A California judge has seen enough of a Norwegian entertainment journalist who took on the Hollywood Foreign Press Association over its tight membership rules and close association with studios. On Wednesday, Kjersti Flaa’s antitrust complaint against the Golden Globes outfit was dismissed with prejudice, meaning she won’t get another opportunity to amend her claims.
Back in November, U.S. District Court Judge Stanley Blumenfeld first rejected a suit that alleged the HFPA had monopolized the foreign entertainment reporting market and excluded qualified applicants. At the time, the judge ruled that Flaa had insufficiently defined the precise market being monopolized. (“Entertainment news” was deemed too “ambiguous.”)
Since then, the HFPA has come under fire for the favors doled to its 87 members — as well as the lack of diversity in its ranks.
In court, though, the HFPA has continued to maintain an upper hand.
Flaa amended her complaint with a per se theory that would ultimately mean the organization had to be open to “all objectively qualified applicants.”
Judge Blumenfeld in his latest order rips it apart.
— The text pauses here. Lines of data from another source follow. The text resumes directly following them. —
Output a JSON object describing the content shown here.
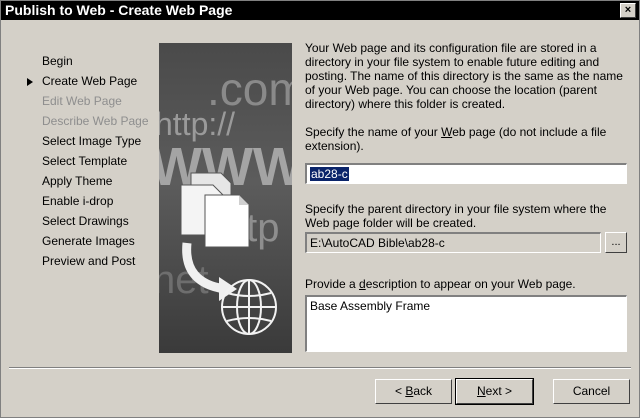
{
  "window": {
    "title": "Publish to Web - Create Web Page",
    "close_glyph": "×"
  },
  "nav": [
    {
      "label": "Begin",
      "state": "normal"
    },
    {
      "label": "Create Web Page",
      "state": "current"
    },
    {
      "label": "Edit Web Page",
      "state": "disabled"
    },
    {
      "label": "Describe Web Page",
      "state": "disabled"
    },
    {
      "label": "Select Image Type",
      "state": "normal"
    },
    {
      "label": "Select Template",
      "state": "normal"
    },
    {
      "label": "Apply Theme",
      "state": "normal"
    },
    {
      "label": "Enable i-drop",
      "state": "normal"
    },
    {
      "label": "Select Drawings",
      "state": "normal"
    },
    {
      "label": "Generate Images",
      "state": "normal"
    },
    {
      "label": "Preview and Post",
      "state": "normal"
    }
  ],
  "art": {
    "text_com": ".com",
    "text_http": "http://",
    "text_www": "WWW",
    "text_ftp": "ftp",
    "text_net": "net"
  },
  "main": {
    "intro": "Your Web page and its configuration file are stored in a directory in your file system to enable future editing and posting.  The name of this directory is the same as the name of your Web page.  You can choose the location (parent directory) where this folder is created.",
    "name_label_before": "Specify the name of your ",
    "name_label_mnemonic": "W",
    "name_label_after": "eb page (do not include a file extension).",
    "name_value": "ab28-c",
    "parent_label": "Specify the parent directory in your file system where the Web page folder will be created.",
    "parent_value": "E:\\AutoCAD Bible\\ab28-c",
    "browse_label": "...",
    "desc_label_before": "Provide a ",
    "desc_label_mnemonic": "d",
    "desc_label_after": "escription to appear on your Web page.",
    "desc_value": "Base Assembly Frame"
  },
  "buttons": {
    "back_pre": "< ",
    "back_mnemonic": "B",
    "back_post": "ack",
    "next_mnemonic": "N",
    "next_post": "ext >",
    "cancel": "Cancel"
  }
}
When analyzing the latest horizontal group-boycott claim, the judge writes that there aren’t non-conclusory allegations that the HFPA has market power. “As Plaintiffs allege, the Hollywood studios — not Defendants — control the coveted ‘access to talent’ for this narrowly defined brand of entertainment news,” notes Blumenfeld, later adding that the antitrust construct is a tenuous one. “If access to Hollywood talent is a necessary element of business survival, then Plaintiffs fail to reasonably explain how they have managed to succeed as foreign entertainment news reporters for so many years without it.”
The ruling goes into other failings, from “defining the relevant product market in an artificially narrow way” with respect to how the HFPA allegedly divides geographic regions for members, to not considering the interchangeability of the product market.
The HFPA said in a statement Wednesday, “We applaud the Court’s unequivocal rejection of Ms. Flaa’s and Ms. Robbins’ frivolous lawsuit, which was filled with nothing more than salacious and false allegations against the HFPA and members Meher Tatna, Tina Johnk Christensen, Aniko Navai and Aud Morisse.”
That antitrust standards have become very high hurdles for plaintiffs may be partly the reason why Flaa has failed. Nevertheless, absent any second look on appeal, the HFPA and its attorneys at Latham & Watkins have scored the victory in the case.